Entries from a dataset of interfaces
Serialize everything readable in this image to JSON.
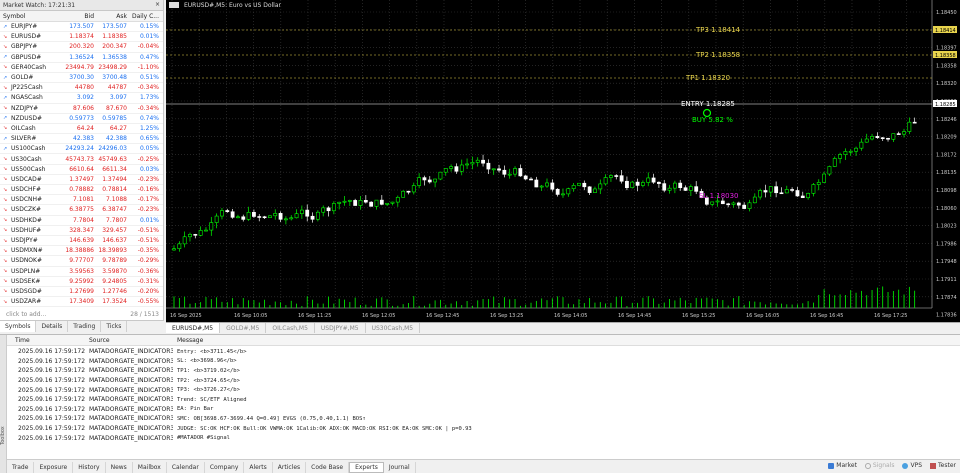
{
  "market_watch": {
    "title": "Market Watch: 17:21:31",
    "columns": [
      "Symbol",
      "Bid",
      "Ask",
      "Daily C..."
    ],
    "rows": [
      {
        "sym": "EURJPY#",
        "bid": "173.507",
        "ask": "173.507",
        "chg": "0.15%",
        "dir": "up"
      },
      {
        "sym": "EURUSD#",
        "bid": "1.18374",
        "ask": "1.18385",
        "chg": "0.01%",
        "dir": "dn"
      },
      {
        "sym": "GBPJPY#",
        "bid": "200.320",
        "ask": "200.347",
        "chg": "-0.04%",
        "dir": "dn"
      },
      {
        "sym": "GBPUSD#",
        "bid": "1.36524",
        "ask": "1.36538",
        "chg": "0.47%",
        "dir": "up"
      },
      {
        "sym": "GER40Cash",
        "bid": "23494.79",
        "ask": "23498.29",
        "chg": "-1.10%",
        "dir": "dn"
      },
      {
        "sym": "GOLD#",
        "bid": "3700.30",
        "ask": "3700.48",
        "chg": "0.51%",
        "dir": "up"
      },
      {
        "sym": "JP225Cash",
        "bid": "44780",
        "ask": "44787",
        "chg": "-0.34%",
        "dir": "dn"
      },
      {
        "sym": "NGASCash",
        "bid": "3.092",
        "ask": "3.097",
        "chg": "1.73%",
        "dir": "up"
      },
      {
        "sym": "NZDJPY#",
        "bid": "87.606",
        "ask": "87.670",
        "chg": "-0.34%",
        "dir": "dn"
      },
      {
        "sym": "NZDUSD#",
        "bid": "0.59773",
        "ask": "0.59785",
        "chg": "0.74%",
        "dir": "up"
      },
      {
        "sym": "OILCash",
        "bid": "64.24",
        "ask": "64.27",
        "chg": "1.25%",
        "dir": "dn"
      },
      {
        "sym": "SILVER#",
        "bid": "42.383",
        "ask": "42.388",
        "chg": "0.65%",
        "dir": "up"
      },
      {
        "sym": "US100Cash",
        "bid": "24293.24",
        "ask": "24296.03",
        "chg": "0.05%",
        "dir": "up"
      },
      {
        "sym": "US30Cash",
        "bid": "45743.73",
        "ask": "45749.63",
        "chg": "-0.25%",
        "dir": "dn"
      },
      {
        "sym": "US500Cash",
        "bid": "6610.64",
        "ask": "6611.34",
        "chg": "0.03%",
        "dir": "dn"
      },
      {
        "sym": "USDCAD#",
        "bid": "1.37497",
        "ask": "1.37494",
        "chg": "-0.23%",
        "dir": "dn"
      },
      {
        "sym": "USDCHF#",
        "bid": "0.78882",
        "ask": "0.78814",
        "chg": "-0.16%",
        "dir": "dn"
      },
      {
        "sym": "USDCNH#",
        "bid": "7.1081",
        "ask": "7.1088",
        "chg": "-0.17%",
        "dir": "dn"
      },
      {
        "sym": "USDCZK#",
        "bid": "6.38775",
        "ask": "6.38747",
        "chg": "-0.23%",
        "dir": "dn"
      },
      {
        "sym": "USDHKD#",
        "bid": "7.7804",
        "ask": "7.7807",
        "chg": "0.01%",
        "dir": "dn"
      },
      {
        "sym": "USDHUF#",
        "bid": "328.347",
        "ask": "329.457",
        "chg": "-0.51%",
        "dir": "dn"
      },
      {
        "sym": "USDJPY#",
        "bid": "146.639",
        "ask": "146.637",
        "chg": "-0.51%",
        "dir": "dn"
      },
      {
        "sym": "USDMXN#",
        "bid": "18.38886",
        "ask": "18.39893",
        "chg": "-0.35%",
        "dir": "dn"
      },
      {
        "sym": "USDNOK#",
        "bid": "9.77707",
        "ask": "9.78789",
        "chg": "-0.29%",
        "dir": "dn"
      },
      {
        "sym": "USDPLN#",
        "bid": "3.59563",
        "ask": "3.59870",
        "chg": "-0.36%",
        "dir": "dn"
      },
      {
        "sym": "USDSEK#",
        "bid": "9.25992",
        "ask": "9.24805",
        "chg": "-0.31%",
        "dir": "dn"
      },
      {
        "sym": "USDSGD#",
        "bid": "1.27699",
        "ask": "1.27746",
        "chg": "-0.20%",
        "dir": "dn"
      },
      {
        "sym": "USDZAR#",
        "bid": "17.3409",
        "ask": "17.3524",
        "chg": "-0.55%",
        "dir": "dn"
      }
    ],
    "add_label": "click to add...",
    "count_label": "28 / 1513",
    "tabs": [
      "Symbols",
      "Details",
      "Trading",
      "Ticks"
    ]
  },
  "chart": {
    "title": "EURUSD#,M5: Euro vs US Dollar",
    "colors": {
      "bg": "#000000",
      "bull": "#00ff00",
      "bear": "#ffffff",
      "grid": "#3a3a3a",
      "tp": "#e8d44d",
      "sl": "#e020e0",
      "entry": "#ffffff"
    },
    "price_labels": [
      "1.18450",
      "1.18414",
      "1.18397",
      "1.18358",
      "1.18320",
      "1.18283",
      "1.18246",
      "1.18209",
      "1.18172",
      "1.18135",
      "1.18098",
      "1.18060",
      "1.18023",
      "1.17986",
      "1.17948",
      "1.17911",
      "1.17874",
      "1.17836"
    ],
    "highlight_labels": {
      "tp3": "1.18414",
      "tp2": "1.18358",
      "entry": "1.18285",
      "ask": "1.18374"
    },
    "annotations": {
      "tp3": "TP3 1.18414",
      "tp2": "TP2 1.18358",
      "tp1": "TP1 1.18320",
      "entry": "ENTRY 1.18285",
      "buy": "BUY 5.82 %",
      "sl": "SL 1.18030"
    },
    "time_labels": [
      "16 Sep 2025",
      "16 Sep 10:05",
      "16 Sep 11:25",
      "16 Sep 12:05",
      "16 Sep 12:45",
      "16 Sep 13:25",
      "16 Sep 14:05",
      "16 Sep 14:45",
      "16 Sep 15:25",
      "16 Sep 16:05",
      "16 Sep 16:45",
      "16 Sep 17:25"
    ],
    "tabs": [
      "EURUSD#,M5",
      "GOLD#,M5",
      "OILCash,M5",
      "USDJPY#,M5",
      "US30Cash,M5"
    ]
  },
  "toolbox": {
    "side_label": "Toolbox",
    "columns": [
      "Time",
      "Source",
      "Message"
    ],
    "rows": [
      {
        "time": "2025.09.16 17:59:172",
        "src": "MATADORGATE_INDICATOR3 (...",
        "msg": "Entry: <b>3711.45</b>"
      },
      {
        "time": "2025.09.16 17:59:172",
        "src": "MATADORGATE_INDICATOR3 (...",
        "msg": "SL: <b>3698.96</b>"
      },
      {
        "time": "2025.09.16 17:59:172",
        "src": "MATADORGATE_INDICATOR3 (...",
        "msg": "TP1: <b>3719.02</b>"
      },
      {
        "time": "2025.09.16 17:59:172",
        "src": "MATADORGATE_INDICATOR3 (...",
        "msg": "TP2: <b>3724.65</b>"
      },
      {
        "time": "2025.09.16 17:59:172",
        "src": "MATADORGATE_INDICATOR3 (...",
        "msg": "TP3: <b>3726.27</b>"
      },
      {
        "time": "2025.09.16 17:59:172",
        "src": "MATADORGATE_INDICATOR3 (...",
        "msg": "Trend: SC/ETF Aligned"
      },
      {
        "time": "2025.09.16 17:59:172",
        "src": "MATADORGATE_INDICATOR3 (...",
        "msg": "EA: Pin Bar"
      },
      {
        "time": "2025.09.16 17:59:172",
        "src": "MATADORGATE_INDICATOR3 (...",
        "msg": "SMC: OB[3698.67-3699.44 Q=0.49] EVGS (0.75,0.40,1.1) BOS↑"
      },
      {
        "time": "2025.09.16 17:59:172",
        "src": "MATADORGATE_INDICATOR3 (...",
        "msg": "JUDGE: SC:OK HCF:OK Bull:OK VWMA:OK 1Calib:OK ADX:OK MACD:OK RSI:OK EA:OK SMC:OK | p=0.93"
      },
      {
        "time": "2025.09.16 17:59:172",
        "src": "MATADORGATE_INDICATOR3 (...",
        "msg": "#MATADOR #Signal"
      }
    ],
    "tabs": [
      "Trade",
      "Exposure",
      "History",
      "News",
      "Mailbox",
      "Calendar",
      "Company",
      "Alerts",
      "Articles",
      "Code Base",
      "Experts",
      "Journal"
    ],
    "active_tab": "Experts",
    "right_items": [
      "Market",
      "Signals",
      "VPS",
      "Tester"
    ]
  }
}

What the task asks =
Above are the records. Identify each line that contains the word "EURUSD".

Written solution =
        "sym": "EURUSD#",
    "title": "EURUSD#,M5: Euro vs US Dollar",
      "EURUSD#,M5",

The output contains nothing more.